“Antibiotic tolerance and resistance is a major issue in bacterial infections. The idea is that it could be a combination therapy to enhance standard treatments.
“Antibiotic tolerance and resistance is a major issue in bacterial infections,” Sondermann says. “The idea is that it could be a combination therapy to enhance standard treatments, but we haven’t explored this angle fully yet. At this point we’re on the basic science side, seeking proof of concept about whether we can actually tinker with that signaling system to willfully induce biofilm dispersal.”
Collaborating to Figure out Biofilm Formation
Sondermann collaborates with George O’Toole at Dartmouth University, who works with Pseudomonas fluorescens, a soil-dwelling bacterium, and Pseudomonas aeruginosa, a pathogen associated with cystic fibrosis and burn wound infections, and with Fitnat Yildiz at the University of California Santa Cruz, who is an expert in Vibrio cholerae, the causing agent of cholera. The researchers are currently exploring how the enzymes that make and break the second messenger c-di-GMP interface with receptors that control cell adhesion and biofilm formation in these and other bacteria.

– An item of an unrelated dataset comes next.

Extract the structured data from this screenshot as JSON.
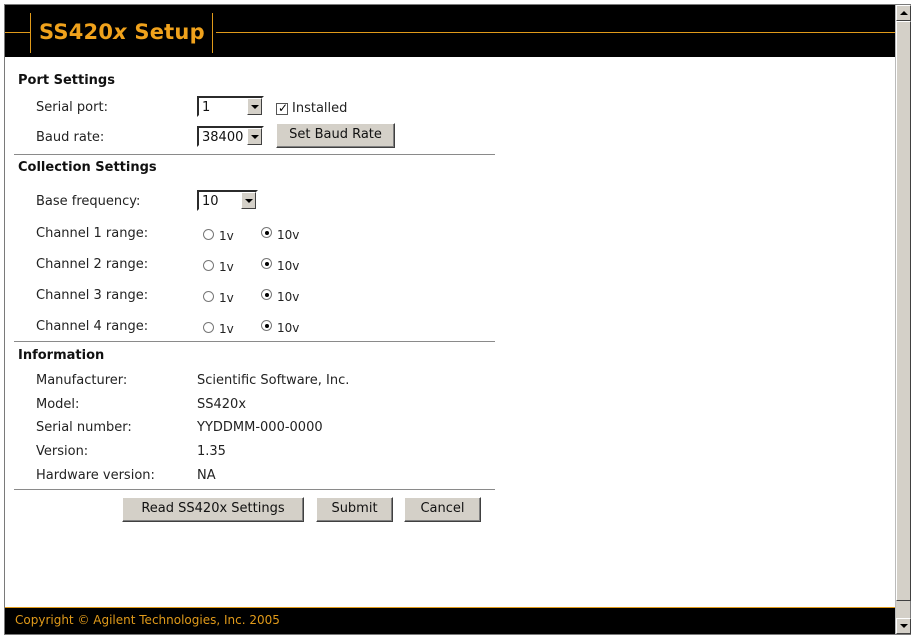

“This is one of the most complex signal transduction pathways in bacteria,” Sondermann says. “If you look at a pathogen like Vibrio cholerae, these bacteria have dozens of enzymes potentially involved in making or breaking c-di-GMP. While many share a basic mechanism, either they produce or breakdown the second messenger, signaling specificity is apparent. That is, not every enzyme that makes that same second messenger triggers the same biological response. Understanding the signaling pathways and molecular events that ensure their fidelity is key to unraveling this layer of complexity. We think the specificity is set up through protein-protein interactions between the enzymes that control the pool of c-di-GMP and the receptors that translate this signal into a physiological response. Looking forward, one has to consider the entire signaling network if one wants to understand how bacteria compute their responses to a multitude of environmental inputs.”
From Biofilm to Cell Membrane Dynamics
Protein structure and function is the common denominator between the research into biofilms and the Sondermann Lab’s other main focus: membrane dynamics in eukaryotic cells that have a membrane-enclosed nucleus, endoplasmic reticulum, mitochondria, and other organelles. This organization compartmentalizes various biochemical reactions and biological functions. The researchers investigate how cell organelles are shaped and how membrane trafficking is controlled via enzymatic activities in the cell.
For all cells—particularly neurons—membrane dynamics, fission, and fusion are important events. They provide transport mechanisms for biological information and nutrients within the cell. Membrane fission and fusion do not happen spontaneously. Enzymes and other proteins are needed to facilitate these processes. The Sondermann Lab focuses on a protein known as atlastin, which has a very basic function helping maintain the structure of a particular cellular organelle, the endoplasmic reticulum. It’s also the genetic hotspot, especially in children, where mutations occur that result in an inherited neurodegenerative disease, hereditary spastic paraplegia.
“Early on, we were interested in the structure and regulation of atlastin, and how disease-associated mutations effect the protein and its function,” Sondermann says. “If we can understand this, perhaps there are ways to correct the defects that mutant proteins exert on the cell and on an organism. We’re moving from the specific outward, asking what aspects of this system are conserved in other, related, proteins and how they may differ. That is the driving force behind all my research. I’m motivated by basic principles and the exploratory nature of science.”